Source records
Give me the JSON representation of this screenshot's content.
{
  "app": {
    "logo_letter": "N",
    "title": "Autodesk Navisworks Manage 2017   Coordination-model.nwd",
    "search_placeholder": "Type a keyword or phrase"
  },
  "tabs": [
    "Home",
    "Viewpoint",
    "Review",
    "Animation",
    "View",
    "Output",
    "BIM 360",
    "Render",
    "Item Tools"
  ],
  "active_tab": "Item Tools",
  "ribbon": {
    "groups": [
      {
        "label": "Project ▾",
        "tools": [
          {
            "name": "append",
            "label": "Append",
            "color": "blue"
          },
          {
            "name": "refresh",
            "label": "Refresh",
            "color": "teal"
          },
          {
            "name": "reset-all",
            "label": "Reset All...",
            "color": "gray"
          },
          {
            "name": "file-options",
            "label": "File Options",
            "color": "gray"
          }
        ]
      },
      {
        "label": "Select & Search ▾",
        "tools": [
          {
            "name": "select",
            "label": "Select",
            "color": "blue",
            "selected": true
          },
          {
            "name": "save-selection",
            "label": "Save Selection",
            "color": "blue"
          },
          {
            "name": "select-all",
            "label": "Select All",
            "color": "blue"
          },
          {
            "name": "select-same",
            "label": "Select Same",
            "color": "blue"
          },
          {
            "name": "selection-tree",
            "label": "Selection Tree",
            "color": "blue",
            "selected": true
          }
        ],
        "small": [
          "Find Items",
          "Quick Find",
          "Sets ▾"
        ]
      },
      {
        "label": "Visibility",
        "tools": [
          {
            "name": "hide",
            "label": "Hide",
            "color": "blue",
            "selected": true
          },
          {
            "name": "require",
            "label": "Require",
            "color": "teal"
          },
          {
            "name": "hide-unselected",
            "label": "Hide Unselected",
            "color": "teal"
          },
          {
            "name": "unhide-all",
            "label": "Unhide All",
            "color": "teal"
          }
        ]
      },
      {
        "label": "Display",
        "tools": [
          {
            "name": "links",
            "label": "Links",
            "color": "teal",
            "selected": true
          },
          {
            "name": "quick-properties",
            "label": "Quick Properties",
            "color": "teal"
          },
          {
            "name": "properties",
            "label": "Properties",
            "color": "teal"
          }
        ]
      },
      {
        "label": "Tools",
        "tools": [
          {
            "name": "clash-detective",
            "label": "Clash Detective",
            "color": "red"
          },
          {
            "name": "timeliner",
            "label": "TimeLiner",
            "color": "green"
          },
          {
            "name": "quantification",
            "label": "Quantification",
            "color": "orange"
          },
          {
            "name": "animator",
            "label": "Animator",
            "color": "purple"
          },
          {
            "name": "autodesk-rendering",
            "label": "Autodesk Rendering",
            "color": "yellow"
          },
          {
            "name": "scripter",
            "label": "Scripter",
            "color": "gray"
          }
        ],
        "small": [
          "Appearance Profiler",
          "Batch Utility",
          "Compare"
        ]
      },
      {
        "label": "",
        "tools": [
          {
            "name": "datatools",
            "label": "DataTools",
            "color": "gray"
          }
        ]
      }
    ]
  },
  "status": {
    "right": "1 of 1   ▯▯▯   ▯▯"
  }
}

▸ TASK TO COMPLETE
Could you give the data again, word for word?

▸ SOLUTION TO THIS PROBLEM
Give me the JSON representation of this screenshot's content.
{
  "app": {
    "logo_letter": "N",
    "title": "Autodesk Navisworks Manage 2017   Coordination-model.nwd",
    "search_placeholder": "Type a keyword or phrase"
  },
  "tabs": [
    "Home",
    "Viewpoint",
    "Review",
    "Animation",
    "View",
    "Output",
    "BIM 360",
    "Render",
    "Item Tools"
  ],
  "active_tab": "Item Tools",
  "ribbon": {
    "groups": [
      {
        "label": "Project ▾",
        "tools": [
          {
            "name": "append",
            "label": "Append",
            "color": "blue"
          },
          {
            "name": "refresh",
            "label": "Refresh",
            "color": "teal"
          },
          {
            "name": "reset-all",
            "label": "Reset All...",
            "color": "gray"
          },
          {
            "name": "file-options",
            "label": "File Options",
            "color": "gray"
          }
        ]
      },
      {
        "label": "Select & Search ▾",
        "tools": [
          {
            "name": "select",
            "label": "Select",
            "color": "blue",
            "selected": true
          },
          {
            "name": "save-selection",
            "label": "Save Selection",
            "color": "blue"
          },
          {
            "name": "select-all",
            "label": "Select All",
            "color": "blue"
          },
          {
            "name": "select-same",
            "label": "Select Same",
            "color": "blue"
          },
          {
            "name": "selection-tree",
            "label": "Selection Tree",
            "color": "blue",
            "selected": true
          }
        ],
        "small": [
          "Find Items",
          "Quick Find",
          "Sets ▾"
        ]
      },
      {
        "label": "Visibility",
        "tools": [
          {
            "name": "hide",
            "label": "Hide",
            "color": "blue",
            "selected": true
          },
          {
            "name": "require",
            "label": "Require",
            "color": "teal"
          },
          {
            "name": "hide-unselected",
            "label": "Hide Unselected",
            "color": "teal"
          },
          {
            "name": "unhide-all",
            "label": "Unhide All",
            "color": "teal"
          }
        ]
      },
      {
        "label": "Display",
        "tools": [
          {
            "name": "links",
            "label": "Links",
            "color": "teal",
            "selected": true
          },
          {
            "name": "quick-properties",
            "label": "Quick Properties",
            "color": "teal"
          },
          {
            "name": "properties",
            "label": "Properties",
            "color": "teal"
          }
        ]
      },
      {
        "label": "Tools",
        "tools": [
          {
            "name": "clash-detective",
            "label": "Clash Detective",
            "color": "red"
          },
          {
            "name": "timeliner",
            "label": "TimeLiner",
            "color": "green"
          },
          {
            "name": "quantification",
            "label": "Quantification",
            "color": "orange"
          },
          {
            "name": "animator",
            "label": "Animator",
            "color": "purple"
          },
          {
            "name": "autodesk-rendering",
            "label": "Autodesk Rendering",
            "color": "yellow"
          },
          {
            "name": "scripter",
            "label": "Scripter",
            "color": "gray"
          }
        ],
        "small": [
          "Appearance Profiler",
          "Batch Utility",
          "Compare"
        ]
      },
      {
        "label": "",
        "tools": [
          {
            "name": "datatools",
            "label": "DataTools",
            "color": "gray"
          }
        ]
      }
    ]
  },
  "status": {
    "right": "1 of 1   ▯▯▯   ▯▯"
  }
}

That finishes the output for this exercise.